The following is the MedBizonics vision for the sustainable, successful IPOP of the future.

Regulatory and Compliance Issues

One of the major concerns expressed by many when first presented with the practice models is the Stark Regulations. Another is the Kick-Back Laws and Regulations, both federal and state levels. The previous attacks on the clinic without walls model is no longer an issue since no sane person would attempt it; the MedBizonics IPOP Model is completely different, and has been legally reviewed to assure compliance with all current laws and regulations. There were reasonable concerns about different types of group practices and their legality until the final Stark Regulations were published and understood. It was fortuitous that the final Stark regulations would be written in a way that fully validated this model. The final Stark regulations provided clarity to areas of previously cloudy concerns, as well as creating opportunities for the IPOP to be more creative in developing better and providing a more flexible business model. However, the new clarity removed any future argument that any violations of the Stark regulations that physicians may commit was not their fault because the regulations were not clear. Therefore, any practice model cannot be done the "physician's way," but must be done within the strict guidelines of, and compliance with, all of the current and future federal and state laws and regulations governing group practices and physician compensation arrangements.

The keys, but not all, regulatory issues that must be focused on are as follows:

The Stark Regulations only apply to Medicare, Medicaid, and other Medicare based insurance plans, like Tri-Care. The Anti-Kickback and Anti-Trust laws generally apply universally to all medical practices and physicians, and may also vary by state at the state level.


This article offers one view of the current and future state of the IPOP.

To learn more, a general outline of future articles is as follows:

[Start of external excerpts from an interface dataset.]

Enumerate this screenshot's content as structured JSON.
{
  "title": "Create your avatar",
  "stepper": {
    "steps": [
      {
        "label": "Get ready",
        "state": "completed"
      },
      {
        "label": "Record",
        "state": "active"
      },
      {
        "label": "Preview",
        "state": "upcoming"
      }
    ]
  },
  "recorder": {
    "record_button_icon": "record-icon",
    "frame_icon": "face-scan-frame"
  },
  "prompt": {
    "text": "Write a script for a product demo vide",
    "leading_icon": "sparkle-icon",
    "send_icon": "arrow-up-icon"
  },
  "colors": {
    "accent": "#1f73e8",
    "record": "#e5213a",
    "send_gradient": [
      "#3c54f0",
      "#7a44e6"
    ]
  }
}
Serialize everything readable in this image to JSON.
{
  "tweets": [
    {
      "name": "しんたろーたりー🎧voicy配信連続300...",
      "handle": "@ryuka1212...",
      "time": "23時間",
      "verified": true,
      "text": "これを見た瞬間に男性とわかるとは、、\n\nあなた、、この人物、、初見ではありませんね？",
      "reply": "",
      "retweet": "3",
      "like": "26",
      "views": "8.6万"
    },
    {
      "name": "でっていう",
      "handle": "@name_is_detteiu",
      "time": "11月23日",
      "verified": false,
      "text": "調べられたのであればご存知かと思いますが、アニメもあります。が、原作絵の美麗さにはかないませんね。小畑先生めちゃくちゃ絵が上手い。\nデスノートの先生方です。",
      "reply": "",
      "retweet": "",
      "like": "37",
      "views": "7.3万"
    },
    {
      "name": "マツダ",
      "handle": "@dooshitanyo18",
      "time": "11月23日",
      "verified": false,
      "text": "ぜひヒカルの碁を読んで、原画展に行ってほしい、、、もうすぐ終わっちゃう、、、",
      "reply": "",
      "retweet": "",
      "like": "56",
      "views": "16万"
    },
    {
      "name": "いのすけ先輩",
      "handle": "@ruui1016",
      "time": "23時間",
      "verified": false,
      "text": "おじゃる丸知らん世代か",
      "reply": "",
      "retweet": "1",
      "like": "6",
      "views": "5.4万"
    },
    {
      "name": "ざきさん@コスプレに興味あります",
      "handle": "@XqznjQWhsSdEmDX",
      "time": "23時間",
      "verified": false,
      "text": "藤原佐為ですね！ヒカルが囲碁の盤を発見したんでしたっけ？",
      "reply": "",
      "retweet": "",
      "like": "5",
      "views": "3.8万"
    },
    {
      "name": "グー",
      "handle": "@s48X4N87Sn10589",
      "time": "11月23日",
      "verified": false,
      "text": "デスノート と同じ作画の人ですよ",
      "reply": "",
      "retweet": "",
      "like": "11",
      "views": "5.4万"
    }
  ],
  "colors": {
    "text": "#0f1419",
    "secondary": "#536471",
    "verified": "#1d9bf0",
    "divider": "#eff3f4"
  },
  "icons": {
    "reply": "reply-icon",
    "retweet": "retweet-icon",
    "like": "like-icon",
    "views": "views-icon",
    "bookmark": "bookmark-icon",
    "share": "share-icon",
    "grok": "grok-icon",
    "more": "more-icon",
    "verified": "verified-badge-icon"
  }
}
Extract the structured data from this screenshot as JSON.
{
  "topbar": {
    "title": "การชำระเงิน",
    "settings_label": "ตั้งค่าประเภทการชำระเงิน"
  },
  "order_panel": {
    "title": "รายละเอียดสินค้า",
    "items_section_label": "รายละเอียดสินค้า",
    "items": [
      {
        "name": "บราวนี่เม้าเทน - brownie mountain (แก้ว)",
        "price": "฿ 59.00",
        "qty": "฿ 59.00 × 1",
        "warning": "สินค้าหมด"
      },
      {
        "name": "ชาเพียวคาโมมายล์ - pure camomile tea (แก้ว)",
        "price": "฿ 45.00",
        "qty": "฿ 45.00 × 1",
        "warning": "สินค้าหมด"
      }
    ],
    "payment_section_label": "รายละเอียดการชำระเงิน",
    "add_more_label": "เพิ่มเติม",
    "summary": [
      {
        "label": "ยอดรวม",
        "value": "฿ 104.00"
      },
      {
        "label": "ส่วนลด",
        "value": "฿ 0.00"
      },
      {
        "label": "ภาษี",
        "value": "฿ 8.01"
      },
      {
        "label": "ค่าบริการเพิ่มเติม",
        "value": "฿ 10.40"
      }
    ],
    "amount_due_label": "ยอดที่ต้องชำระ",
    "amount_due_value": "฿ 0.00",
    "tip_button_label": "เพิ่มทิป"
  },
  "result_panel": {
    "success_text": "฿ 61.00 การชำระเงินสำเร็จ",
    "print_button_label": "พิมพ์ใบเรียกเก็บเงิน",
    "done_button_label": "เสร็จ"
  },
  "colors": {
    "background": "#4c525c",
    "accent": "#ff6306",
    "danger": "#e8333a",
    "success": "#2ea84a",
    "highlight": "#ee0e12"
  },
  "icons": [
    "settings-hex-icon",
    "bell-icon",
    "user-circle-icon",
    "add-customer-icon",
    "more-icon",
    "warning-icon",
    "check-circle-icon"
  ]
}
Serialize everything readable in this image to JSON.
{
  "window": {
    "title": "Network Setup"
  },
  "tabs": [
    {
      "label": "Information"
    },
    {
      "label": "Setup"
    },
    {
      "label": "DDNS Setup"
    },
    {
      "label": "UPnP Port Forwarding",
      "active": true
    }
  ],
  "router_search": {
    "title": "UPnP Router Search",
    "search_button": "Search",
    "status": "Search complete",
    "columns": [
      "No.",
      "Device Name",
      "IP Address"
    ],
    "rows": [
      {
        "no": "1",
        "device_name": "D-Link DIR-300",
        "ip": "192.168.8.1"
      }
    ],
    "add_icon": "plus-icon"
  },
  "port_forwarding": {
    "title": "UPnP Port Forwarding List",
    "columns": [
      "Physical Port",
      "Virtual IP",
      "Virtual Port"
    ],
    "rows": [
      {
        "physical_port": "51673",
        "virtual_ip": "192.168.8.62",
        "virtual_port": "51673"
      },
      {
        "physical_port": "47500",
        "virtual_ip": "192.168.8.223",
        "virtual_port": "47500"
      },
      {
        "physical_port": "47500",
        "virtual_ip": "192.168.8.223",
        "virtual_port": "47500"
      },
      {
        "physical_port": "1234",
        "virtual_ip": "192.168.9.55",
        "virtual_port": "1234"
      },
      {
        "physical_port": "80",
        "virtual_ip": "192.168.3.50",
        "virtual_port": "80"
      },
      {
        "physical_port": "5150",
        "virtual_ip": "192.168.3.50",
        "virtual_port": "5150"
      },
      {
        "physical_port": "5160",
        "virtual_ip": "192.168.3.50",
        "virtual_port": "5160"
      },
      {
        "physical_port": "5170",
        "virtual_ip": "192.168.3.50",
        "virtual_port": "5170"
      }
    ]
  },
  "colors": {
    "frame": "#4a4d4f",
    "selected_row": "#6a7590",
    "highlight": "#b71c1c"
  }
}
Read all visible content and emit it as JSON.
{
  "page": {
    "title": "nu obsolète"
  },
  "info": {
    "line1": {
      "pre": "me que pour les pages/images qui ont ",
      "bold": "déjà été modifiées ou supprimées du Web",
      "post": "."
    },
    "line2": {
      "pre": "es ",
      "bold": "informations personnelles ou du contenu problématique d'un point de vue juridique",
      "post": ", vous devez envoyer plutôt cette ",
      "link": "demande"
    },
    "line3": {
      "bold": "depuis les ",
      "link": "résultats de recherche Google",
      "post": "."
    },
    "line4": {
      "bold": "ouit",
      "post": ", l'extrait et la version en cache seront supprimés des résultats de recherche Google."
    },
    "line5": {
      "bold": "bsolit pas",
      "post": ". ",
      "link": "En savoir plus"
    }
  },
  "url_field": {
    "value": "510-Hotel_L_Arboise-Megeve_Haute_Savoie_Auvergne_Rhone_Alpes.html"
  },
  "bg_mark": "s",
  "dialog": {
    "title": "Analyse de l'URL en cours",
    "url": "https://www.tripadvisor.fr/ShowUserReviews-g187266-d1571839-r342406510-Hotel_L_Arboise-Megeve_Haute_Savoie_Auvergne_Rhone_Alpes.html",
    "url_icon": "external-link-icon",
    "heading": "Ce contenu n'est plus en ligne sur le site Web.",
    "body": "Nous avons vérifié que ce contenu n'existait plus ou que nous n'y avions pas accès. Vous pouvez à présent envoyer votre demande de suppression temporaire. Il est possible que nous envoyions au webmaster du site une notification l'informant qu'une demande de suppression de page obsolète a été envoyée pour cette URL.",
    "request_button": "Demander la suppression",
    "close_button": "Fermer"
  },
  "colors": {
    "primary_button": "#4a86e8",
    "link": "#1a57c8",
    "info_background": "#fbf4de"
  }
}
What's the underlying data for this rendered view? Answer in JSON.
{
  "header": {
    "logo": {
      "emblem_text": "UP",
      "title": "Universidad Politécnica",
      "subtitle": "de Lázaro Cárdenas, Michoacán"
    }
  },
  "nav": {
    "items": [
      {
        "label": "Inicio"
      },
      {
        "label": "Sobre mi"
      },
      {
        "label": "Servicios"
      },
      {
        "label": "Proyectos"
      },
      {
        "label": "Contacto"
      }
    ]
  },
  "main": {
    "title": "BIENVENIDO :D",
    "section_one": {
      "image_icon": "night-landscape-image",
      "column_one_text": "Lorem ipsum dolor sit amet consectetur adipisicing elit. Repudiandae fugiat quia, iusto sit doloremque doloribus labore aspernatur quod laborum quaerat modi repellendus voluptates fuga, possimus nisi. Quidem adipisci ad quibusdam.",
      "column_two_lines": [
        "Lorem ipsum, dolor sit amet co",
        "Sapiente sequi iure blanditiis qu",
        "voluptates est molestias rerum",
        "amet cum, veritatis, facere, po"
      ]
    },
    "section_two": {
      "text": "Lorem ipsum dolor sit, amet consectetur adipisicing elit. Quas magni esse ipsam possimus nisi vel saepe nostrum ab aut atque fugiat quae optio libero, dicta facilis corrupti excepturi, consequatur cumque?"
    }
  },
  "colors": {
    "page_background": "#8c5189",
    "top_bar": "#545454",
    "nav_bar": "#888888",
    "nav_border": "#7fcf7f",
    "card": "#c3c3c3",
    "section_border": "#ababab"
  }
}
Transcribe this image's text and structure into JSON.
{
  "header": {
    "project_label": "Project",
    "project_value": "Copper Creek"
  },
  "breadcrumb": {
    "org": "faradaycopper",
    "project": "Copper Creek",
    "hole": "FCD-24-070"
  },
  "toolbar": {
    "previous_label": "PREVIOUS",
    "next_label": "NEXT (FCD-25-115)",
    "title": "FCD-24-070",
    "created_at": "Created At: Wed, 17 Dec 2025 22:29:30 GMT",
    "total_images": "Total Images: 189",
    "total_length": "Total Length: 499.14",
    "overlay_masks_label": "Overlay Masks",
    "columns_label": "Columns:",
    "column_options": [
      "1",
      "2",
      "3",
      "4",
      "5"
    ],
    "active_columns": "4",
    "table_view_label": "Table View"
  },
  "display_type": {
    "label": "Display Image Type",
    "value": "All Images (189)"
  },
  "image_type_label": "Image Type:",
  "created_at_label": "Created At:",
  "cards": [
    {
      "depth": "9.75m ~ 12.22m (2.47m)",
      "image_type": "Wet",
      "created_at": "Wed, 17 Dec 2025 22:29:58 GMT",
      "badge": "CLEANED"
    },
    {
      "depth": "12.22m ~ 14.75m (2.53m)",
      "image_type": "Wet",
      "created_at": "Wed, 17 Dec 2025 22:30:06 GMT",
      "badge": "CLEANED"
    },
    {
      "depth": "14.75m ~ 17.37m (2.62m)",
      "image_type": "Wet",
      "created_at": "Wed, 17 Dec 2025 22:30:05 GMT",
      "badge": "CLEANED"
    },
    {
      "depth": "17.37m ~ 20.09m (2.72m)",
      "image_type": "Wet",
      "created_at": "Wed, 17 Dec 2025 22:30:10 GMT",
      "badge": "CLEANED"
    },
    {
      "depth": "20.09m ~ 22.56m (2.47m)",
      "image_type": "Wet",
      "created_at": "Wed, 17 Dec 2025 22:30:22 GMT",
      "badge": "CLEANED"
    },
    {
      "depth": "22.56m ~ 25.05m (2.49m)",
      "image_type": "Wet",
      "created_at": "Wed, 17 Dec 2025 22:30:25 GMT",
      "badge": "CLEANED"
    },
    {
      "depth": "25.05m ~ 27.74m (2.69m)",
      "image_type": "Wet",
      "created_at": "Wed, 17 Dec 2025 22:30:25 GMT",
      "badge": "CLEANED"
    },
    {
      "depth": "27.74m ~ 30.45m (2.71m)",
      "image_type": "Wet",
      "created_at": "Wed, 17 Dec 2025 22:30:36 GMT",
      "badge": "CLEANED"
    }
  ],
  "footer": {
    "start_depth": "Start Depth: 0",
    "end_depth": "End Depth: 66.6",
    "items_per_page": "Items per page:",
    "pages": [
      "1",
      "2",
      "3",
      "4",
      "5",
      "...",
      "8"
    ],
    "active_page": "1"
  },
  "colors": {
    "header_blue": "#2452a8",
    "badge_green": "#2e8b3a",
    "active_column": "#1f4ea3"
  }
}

I welcome your comments, criticisms, suggestions, and insights. These articles are written to provide the reader the perspective that both MedBizonics and I have on the current and future participation by physicians in the healthcare industry. It is the opinion that by 2020, between 80%-90% of the physicians in the country will not be functioning as an IPOP. MedBizonics would like to assist the remaining 10%-20% of the physicians who will be an iPOP, as well as hopefully increase the IPOP numbers.

L. E. Shepherd, Jr.
MSA, CHBC is the CEO of MedBizonics, LLC. He is one of the founding members and served on the Board of Directors of the National Association of Health Care Consultants. He has written numerous articles on practice, financial and tax management for various medical and dental publications. He also has lectured to numerous medical societies; and taught practice, financial and tax management courses through university medical and dental schools.